H. pylori (helicobacter pylori) is a bacteria responsible for most ulcers (gastric and duodenal) and many cases of chronic gastritis (inflammation of the stomach). This bacteria can weaken the protective coating of the stomach and duodenum (first part of the small intestines), allowing digestive juices to irritate their sensitive linings.
Many people have this bacteria in their stomachs, but don't develop an ulcer or gastritis. Coffee, alcohol, and smoking have been associated with an increased risk for an ulcer from H. pylori.
Despite popular belief, spicy foods and stress don't causes ulcers.
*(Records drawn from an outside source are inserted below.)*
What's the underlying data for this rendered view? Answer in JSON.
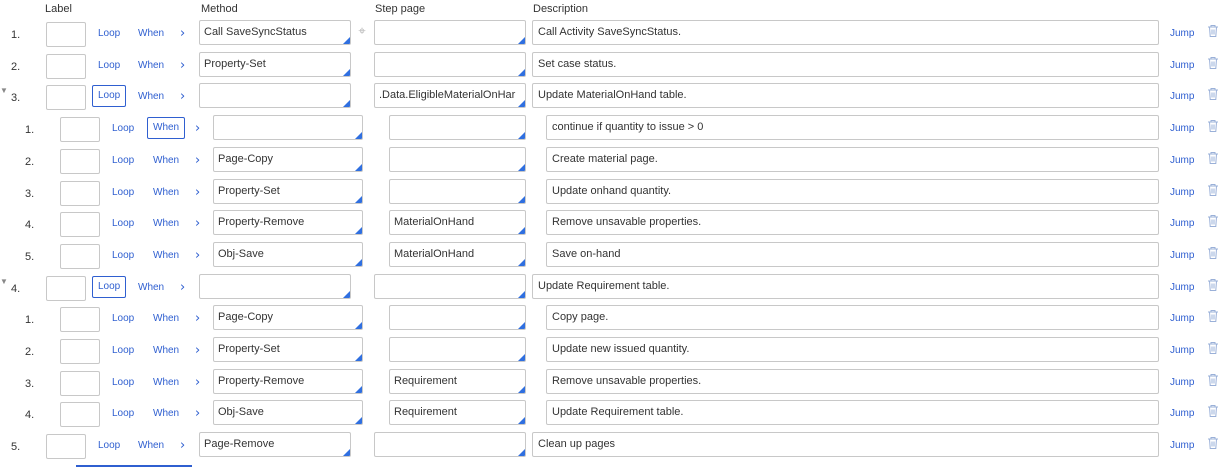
{
  "headers": {
    "label": "Label",
    "method": "Method",
    "step_page": "Step page",
    "description": "Description"
  },
  "link_labels": {
    "loop": "Loop",
    "when": "When",
    "jump": "Jump"
  },
  "icons": {
    "expand": "triangle-down-icon",
    "chevron": "chevron-right-icon",
    "params": "crosshair-icon",
    "delete": "trash-icon",
    "dropdown": "dropdown-corner-icon"
  },
  "accent_color": "#2f5fd0",
  "steps": [
    {
      "num": "1.",
      "label": "",
      "method": "Call SaveSyncStatus",
      "step_page": "",
      "description": "Call Activity SaveSyncStatus.",
      "indent": false,
      "expandable": false,
      "loop_active": false,
      "when_active": false,
      "param_icon": true
    },
    {
      "num": "2.",
      "label": "",
      "method": "Property-Set",
      "step_page": "",
      "description": "Set case status.",
      "indent": false,
      "expandable": false,
      "loop_active": false,
      "when_active": false,
      "param_icon": false
    },
    {
      "num": "3.",
      "label": "",
      "method": "",
      "step_page": ".Data.EligibleMaterialOnHar",
      "description": "Update MaterialOnHand table.",
      "indent": false,
      "expandable": true,
      "loop_active": true,
      "when_active": false,
      "param_icon": false
    },
    {
      "num": "1.",
      "label": "",
      "method": "",
      "step_page": "",
      "description": "continue if quantity to issue > 0",
      "indent": true,
      "expandable": false,
      "loop_active": false,
      "when_active": true,
      "param_icon": false
    },
    {
      "num": "2.",
      "label": "",
      "method": "Page-Copy",
      "step_page": "",
      "description": "Create material page.",
      "indent": true,
      "expandable": false,
      "loop_active": false,
      "when_active": false,
      "param_icon": false
    },
    {
      "num": "3.",
      "label": "",
      "method": "Property-Set",
      "step_page": "",
      "description": "Update onhand quantity.",
      "indent": true,
      "expandable": false,
      "loop_active": false,
      "when_active": false,
      "param_icon": false
    },
    {
      "num": "4.",
      "label": "",
      "method": "Property-Remove",
      "step_page": "MaterialOnHand",
      "description": "Remove unsavable properties.",
      "indent": true,
      "expandable": false,
      "loop_active": false,
      "when_active": false,
      "param_icon": false
    },
    {
      "num": "5.",
      "label": "",
      "method": "Obj-Save",
      "step_page": "MaterialOnHand",
      "description": "Save on-hand",
      "indent": true,
      "expandable": false,
      "loop_active": false,
      "when_active": false,
      "param_icon": false
    },
    {
      "num": "4.",
      "label": "",
      "method": "",
      "step_page": "",
      "description": "Update Requirement table.",
      "indent": false,
      "expandable": true,
      "loop_active": true,
      "when_active": false,
      "param_icon": false
    },
    {
      "num": "1.",
      "label": "",
      "method": "Page-Copy",
      "step_page": "",
      "description": "Copy page.",
      "indent": true,
      "expandable": false,
      "loop_active": false,
      "when_active": false,
      "param_icon": false
    },
    {
      "num": "2.",
      "label": "",
      "method": "Property-Set",
      "step_page": "",
      "description": "Update new issued quantity.",
      "indent": true,
      "expandable": false,
      "loop_active": false,
      "when_active": false,
      "param_icon": false
    },
    {
      "num": "3.",
      "label": "",
      "method": "Property-Remove",
      "step_page": "Requirement",
      "description": "Remove unsavable properties.",
      "indent": true,
      "expandable": false,
      "loop_active": false,
      "when_active": false,
      "param_icon": false
    },
    {
      "num": "4.",
      "label": "",
      "method": "Obj-Save",
      "step_page": "Requirement",
      "description": "Update Requirement table.",
      "indent": true,
      "expandable": false,
      "loop_active": false,
      "when_active": false,
      "param_icon": false
    },
    {
      "num": "5.",
      "label": "",
      "method": "Page-Remove",
      "step_page": "",
      "description": "Clean up pages",
      "indent": false,
      "expandable": false,
      "loop_active": false,
      "when_active": false,
      "param_icon": false
    }
  ]
}
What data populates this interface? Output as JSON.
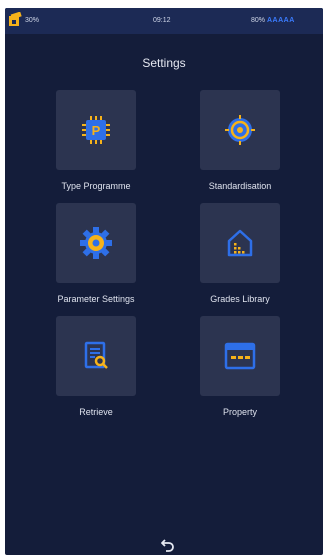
{
  "status": {
    "left_percent": "30%",
    "time": "09:12",
    "right_percent": "80%",
    "accent_text": "AAAAA"
  },
  "page": {
    "title": "Settings"
  },
  "tiles": [
    {
      "label": "Type Programme",
      "icon": "chip-icon"
    },
    {
      "label": "Standardisation",
      "icon": "target-icon"
    },
    {
      "label": "Parameter Settings",
      "icon": "gear-icon"
    },
    {
      "label": "Grades Library",
      "icon": "home-library-icon"
    },
    {
      "label": "Retrieve",
      "icon": "document-search-icon"
    },
    {
      "label": "Property",
      "icon": "window-icon"
    }
  ],
  "colors": {
    "background": "#141d3a",
    "statusbar": "#1c2a55",
    "tile": "#2c3450",
    "icon_accent": "#f6b21a",
    "icon_blue": "#2e6fe8"
  }
}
While some people feel that these worsen the pain of an ulcer, the foods you eat or experiencing a lot of stress won't cause an ulcer.
If your doctor suspects you have a peptic ulcer, he or she will likely order a test to check for the H. pylori bacteria before prescribing treatment.
Related information about peptic ulcers:
- What Peptic Ulcers Are
- Symptoms of Peptic Ulcers
- Causes of Peptic Ulcers
- Diagnosing Peptic Ulcers
- Treating Peptic Ulcers
- When Surgery May Be Needed for Peptic Ulcers
- Peptic Ulcer Warning Signs
- Peptic Ulcers in Children
"H. pylori and Peptic Ulcer." NIH Publication No. 05–4225 October 2004. National Digestive Diseases Information Clearinghouse (NDDIC).
William D. Chey, M.D., F.A.C.G., A.G.A.F., F.A.C.P., Benjamin C.Y. Wong, M.D., Ph.D., F.A.C.G., F.A.C.P., "American College of Gastroenterology Guideline on the Management of Helicobacter pylori Infection." doi: 10.1111/j.1572-0241.2007.01393.x. American College of Gastroenterology.